## Task details
Once every line below has been checked for "icon", give only the number of lines that have it.

## Data provided
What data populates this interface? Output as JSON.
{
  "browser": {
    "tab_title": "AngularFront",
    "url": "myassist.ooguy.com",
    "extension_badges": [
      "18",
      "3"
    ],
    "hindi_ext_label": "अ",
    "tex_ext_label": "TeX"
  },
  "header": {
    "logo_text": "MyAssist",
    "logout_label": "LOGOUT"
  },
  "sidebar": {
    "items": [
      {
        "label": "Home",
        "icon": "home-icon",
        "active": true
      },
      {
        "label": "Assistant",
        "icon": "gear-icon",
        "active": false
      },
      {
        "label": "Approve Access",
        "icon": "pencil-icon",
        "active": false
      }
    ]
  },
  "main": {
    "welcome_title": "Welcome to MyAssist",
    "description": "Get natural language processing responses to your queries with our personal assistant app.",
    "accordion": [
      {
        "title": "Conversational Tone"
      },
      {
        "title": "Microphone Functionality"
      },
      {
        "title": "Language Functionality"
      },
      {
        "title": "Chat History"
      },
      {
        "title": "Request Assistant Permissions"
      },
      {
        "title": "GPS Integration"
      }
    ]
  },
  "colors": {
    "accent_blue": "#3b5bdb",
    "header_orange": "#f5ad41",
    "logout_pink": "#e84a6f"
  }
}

## Task solution
3